§ **EXERCISE REQUIREMENTS**
Reproduce the data exactly, leaving nothing out.

━━━━━ SOURCE RECORDS ━━━━━

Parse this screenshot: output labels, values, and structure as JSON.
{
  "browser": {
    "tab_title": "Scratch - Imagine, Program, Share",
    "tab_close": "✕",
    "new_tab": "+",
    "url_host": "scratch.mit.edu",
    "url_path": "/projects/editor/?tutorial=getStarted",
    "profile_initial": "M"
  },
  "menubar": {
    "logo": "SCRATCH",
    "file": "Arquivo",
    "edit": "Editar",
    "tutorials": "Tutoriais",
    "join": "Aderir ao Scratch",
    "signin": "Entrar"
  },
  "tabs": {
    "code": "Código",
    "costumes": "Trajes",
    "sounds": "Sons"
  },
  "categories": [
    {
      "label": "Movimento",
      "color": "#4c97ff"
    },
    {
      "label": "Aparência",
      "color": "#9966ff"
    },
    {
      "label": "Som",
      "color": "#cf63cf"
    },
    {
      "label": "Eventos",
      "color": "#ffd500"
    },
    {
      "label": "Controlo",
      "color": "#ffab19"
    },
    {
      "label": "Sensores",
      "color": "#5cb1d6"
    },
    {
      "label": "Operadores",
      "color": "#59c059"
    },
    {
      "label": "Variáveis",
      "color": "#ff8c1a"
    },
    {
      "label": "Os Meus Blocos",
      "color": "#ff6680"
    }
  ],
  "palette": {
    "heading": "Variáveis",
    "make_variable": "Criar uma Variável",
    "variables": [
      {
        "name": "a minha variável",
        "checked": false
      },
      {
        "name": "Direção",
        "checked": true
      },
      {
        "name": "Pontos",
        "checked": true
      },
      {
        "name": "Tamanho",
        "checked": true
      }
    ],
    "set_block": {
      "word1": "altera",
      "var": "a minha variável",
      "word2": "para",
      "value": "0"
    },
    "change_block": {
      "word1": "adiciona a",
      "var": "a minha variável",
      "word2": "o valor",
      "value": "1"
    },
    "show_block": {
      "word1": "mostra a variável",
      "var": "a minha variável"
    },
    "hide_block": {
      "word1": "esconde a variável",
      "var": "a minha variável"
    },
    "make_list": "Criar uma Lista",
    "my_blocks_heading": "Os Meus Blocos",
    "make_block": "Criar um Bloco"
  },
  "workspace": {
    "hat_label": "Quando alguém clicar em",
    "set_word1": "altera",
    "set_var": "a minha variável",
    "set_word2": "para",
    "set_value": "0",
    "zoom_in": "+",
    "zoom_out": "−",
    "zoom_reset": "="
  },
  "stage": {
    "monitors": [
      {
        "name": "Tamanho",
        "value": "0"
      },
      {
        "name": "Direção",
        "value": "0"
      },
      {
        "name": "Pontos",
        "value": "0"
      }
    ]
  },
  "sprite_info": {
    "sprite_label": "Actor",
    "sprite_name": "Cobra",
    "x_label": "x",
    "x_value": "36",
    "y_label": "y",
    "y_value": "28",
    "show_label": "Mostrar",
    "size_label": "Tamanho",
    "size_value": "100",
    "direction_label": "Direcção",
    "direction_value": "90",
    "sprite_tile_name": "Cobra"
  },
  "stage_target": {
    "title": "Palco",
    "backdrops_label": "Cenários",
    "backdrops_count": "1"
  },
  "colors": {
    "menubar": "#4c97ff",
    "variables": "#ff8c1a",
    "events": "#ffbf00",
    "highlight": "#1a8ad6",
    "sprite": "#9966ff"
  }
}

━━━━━

§ **RESPONSE BELOW**
Parse this screenshot: output labels, values, and structure as JSON.
{
  "browser": {
    "tab_title": "Scratch - Imagine, Program, Share",
    "tab_close": "✕",
    "new_tab": "+",
    "url_host": "scratch.mit.edu",
    "url_path": "/projects/editor/?tutorial=getStarted",
    "profile_initial": "M"
  },
  "menubar": {
    "logo": "SCRATCH",
    "file": "Arquivo",
    "edit": "Editar",
    "tutorials": "Tutoriais",
    "join": "Aderir ao Scratch",
    "signin": "Entrar"
  },
  "tabs": {
    "code": "Código",
    "costumes": "Trajes",
    "sounds": "Sons"
  },
  "categories": [
    {
      "label": "Movimento",
      "color": "#4c97ff"
    },
    {
      "label": "Aparência",
      "color": "#9966ff"
    },
    {
      "label": "Som",
      "color": "#cf63cf"
    },
    {
      "label": "Eventos",
      "color": "#ffd500"
    },
    {
      "label": "Controlo",
      "color": "#ffab19"
    },
    {
      "label": "Sensores",
      "color": "#5cb1d6"
    },
    {
      "label": "Operadores",
      "color": "#59c059"
    },
    {
      "label": "Variáveis",
      "color": "#ff8c1a"
    },
    {
      "label": "Os Meus Blocos",
      "color": "#ff6680"
    }
  ],
  "palette": {
    "heading": "Variáveis",
    "make_variable": "Criar uma Variável",
    "variables": [
      {
        "name": "a minha variável",
        "checked": false
      },
      {
        "name": "Direção",
        "checked": true
      },
      {
        "name": "Pontos",
        "checked": true
      },
      {
        "name": "Tamanho",
        "checked": true
      }
    ],
    "set_block": {
      "word1": "altera",
      "var": "a minha variável",
      "word2": "para",
      "value": "0"
    },
    "change_block": {
      "word1": "adiciona a",
      "var": "a minha variável",
      "word2": "o valor",
      "value": "1"
    },
    "show_block": {
      "word1": "mostra a variável",
      "var": "a minha variável"
    },
    "hide_block": {
      "word1": "esconde a variável",
      "var": "a minha variável"
    },
    "make_list": "Criar uma Lista",
    "my_blocks_heading": "Os Meus Blocos",
    "make_block": "Criar um Bloco"
  },
  "workspace": {
    "hat_label": "Quando alguém clicar em",
    "set_word1": "altera",
    "set_var": "a minha variável",
    "set_word2": "para",
    "set_value": "0",
    "zoom_in": "+",
    "zoom_out": "−",
    "zoom_reset": "="
  },
  "stage": {
    "monitors": [
      {
        "name": "Tamanho",
        "value": "0"
      },
      {
        "name": "Direção",
        "value": "0"
      },
      {
        "name": "Pontos",
        "value": "0"
      }
    ]
  },
  "sprite_info": {
    "sprite_label": "Actor",
    "sprite_name": "Cobra",
    "x_label": "x",
    "x_value": "36",
    "y_label": "y",
    "y_value": "28",
    "show_label": "Mostrar",
    "size_label": "Tamanho",
    "size_value": "100",
    "direction_label": "Direcção",
    "direction_value": "90",
    "sprite_tile_name": "Cobra"
  },
  "stage_target": {
    "title": "Palco",
    "backdrops_label": "Cenários",
    "backdrops_count": "1"
  },
  "colors": {
    "menubar": "#4c97ff",
    "variables": "#ff8c1a",
    "events": "#ffbf00",
    "highlight": "#1a8ad6",
    "sprite": "#9966ff"
  }
}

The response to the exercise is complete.